Six Facts About the Federal Reserve

1. The Federal Reserve is a central bank.

Its main job is to regulate the U.S. supply of money and credit. As an independent agency within the federal government, the Fed is protected from political influence. So yes, the President with the “advice and consent” of the Senate appoints the Chair of the Federal Reserve for a four-year term. Afterwards though, that Chair (with the other Fed officials) independently makes monetary policy decisions.

2. The Fed’s structure extends around the United States.

Although its home is in Washington D.C., the Fed is composed of 12 regional banks. Each one keeps an eye on its own location. In addition, the NY Fed plays a special role as the place that implements FOMC (Federal Open Market Committee) decisions. It’s the job of the FOMC to oversee the securities that the Fed buys and sells.

The Fed’s structure:




3. When it buys and sells securities, the Fed targets the interest rates that influence economic activity.

I tell my class “buy/boost” and “sell/sink.” By buying securities like Treasury bills from banks, businesses, and governments, the Fed tries to increase the money supply and lower interest rates. Oversimplifying, we can just say those purchases place money in the sellers’ bank accounts. Then the banks have more money and rates can drop. When the Fed sells securities to the private sector and governments, then the Fed gets the money and the banks have less.

4. Fed Policy has three basic goals.

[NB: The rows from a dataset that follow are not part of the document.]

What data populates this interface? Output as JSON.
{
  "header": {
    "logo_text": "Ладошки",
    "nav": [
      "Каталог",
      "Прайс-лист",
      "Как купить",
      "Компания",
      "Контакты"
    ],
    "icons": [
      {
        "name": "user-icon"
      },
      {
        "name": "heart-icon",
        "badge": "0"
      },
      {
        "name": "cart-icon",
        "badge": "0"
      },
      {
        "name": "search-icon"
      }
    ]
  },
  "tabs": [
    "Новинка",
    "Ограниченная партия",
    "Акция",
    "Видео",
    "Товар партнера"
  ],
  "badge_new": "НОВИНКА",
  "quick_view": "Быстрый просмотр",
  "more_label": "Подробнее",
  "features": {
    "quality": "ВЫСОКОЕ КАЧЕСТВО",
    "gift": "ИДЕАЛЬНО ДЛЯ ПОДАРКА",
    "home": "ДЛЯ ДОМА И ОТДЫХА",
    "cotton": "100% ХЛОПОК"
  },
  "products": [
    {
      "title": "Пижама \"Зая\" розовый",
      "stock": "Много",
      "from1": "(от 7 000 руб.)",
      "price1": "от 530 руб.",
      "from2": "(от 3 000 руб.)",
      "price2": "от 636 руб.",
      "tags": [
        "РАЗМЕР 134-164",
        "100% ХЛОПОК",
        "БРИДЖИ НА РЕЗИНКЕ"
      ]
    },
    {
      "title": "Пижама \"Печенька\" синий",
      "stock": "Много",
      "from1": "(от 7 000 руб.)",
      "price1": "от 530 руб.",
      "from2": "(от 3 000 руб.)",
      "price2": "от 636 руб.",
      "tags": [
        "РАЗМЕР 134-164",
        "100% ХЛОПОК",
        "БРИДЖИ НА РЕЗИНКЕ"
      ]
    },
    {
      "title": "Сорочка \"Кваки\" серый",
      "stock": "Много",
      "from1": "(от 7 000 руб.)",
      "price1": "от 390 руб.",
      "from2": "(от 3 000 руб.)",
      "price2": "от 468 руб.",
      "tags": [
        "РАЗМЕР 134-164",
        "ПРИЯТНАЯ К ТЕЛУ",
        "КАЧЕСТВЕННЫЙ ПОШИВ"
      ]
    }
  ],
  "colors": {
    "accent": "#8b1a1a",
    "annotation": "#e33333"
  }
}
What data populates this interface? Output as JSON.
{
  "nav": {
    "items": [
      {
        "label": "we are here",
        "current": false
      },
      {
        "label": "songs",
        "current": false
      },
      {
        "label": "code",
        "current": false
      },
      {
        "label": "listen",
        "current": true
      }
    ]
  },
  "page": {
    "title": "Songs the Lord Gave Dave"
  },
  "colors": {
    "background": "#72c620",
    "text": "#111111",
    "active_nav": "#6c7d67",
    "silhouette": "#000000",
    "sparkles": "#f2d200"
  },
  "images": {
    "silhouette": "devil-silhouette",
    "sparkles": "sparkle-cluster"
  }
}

The Federal Reserve is supposed to maintain low inflation, low unemployment, and healthy economic growth. If the Fed is concerned about unemployment and slow growth then it lowers interest rates. To end the Great Recession, the Fed resorted to Quantitative Easing through which it flooded the banks with money from purchased securities. However, when inflation is a threat and the price level could rise too much (2% or so has been a target), then the Fed needs its sell/sink policy tools. You can see that the two policy tools are contradictory. The former propels the economy while the latter constrains it.

5. Recent interest rate policy increases have been controversial.

A former head of the Fed said, “The Federal Reserve… is in the position of the chaperone who has ordered the punch bowl removed just when the party was really warming up.” Because this Fed role involves precautionary action that prevents excessive inflation, politicians, consumers, and businesses are rarely happy. They don’t like higher rates that could slow economic exuberance.

When rates started skyrocketing in 1980, they were supposed to attack 13.5% inflation. You can see below how the rhythm of rates parallels the onset and disappearance of recessions:




6. The Fed’s monetary policy matters.

The supply of money and credit and the nation’s production of goods and services relate to each other. It’s like Goldilocks. The country needs the right amount of money and credit for whatever it produces. When there is too much money and credit, we have inflation. Too little, and we wind up with a recession. Just right, and the economy functions smoothly.

Our Bottom Line: Government Economic Policy

Monetary policy is just one half of the picture. We also have the taxes, spending, and borrowing that the President and the Congress control.  Like monetary policy, taxes and spending can also affect inflation and employment.

My sources and more:  BusinessInsider had a good explanation that goes beyond the Fed basics I’ve presented. In addition, I recommend going to the Federal Reserve for some history and the St. Louis Fed for more about the punch bowl (our featured image).


Ideal for the classroom, econlife.com reflects Elaine Schwartz’s work as a teacher and a writer. As a teacher at the Kent Place School in Summit, NJ, she’s been an Endowed Chair in Economics and chaired the history department. She’s developed curricula, was a featured teacher in the Annenberg/CPB video project “The Economics Classroom,” and has written several books including Econ 101 ½ (Avon Books/Harper Collins). You can get econlife on a daily basis! Head to econlife.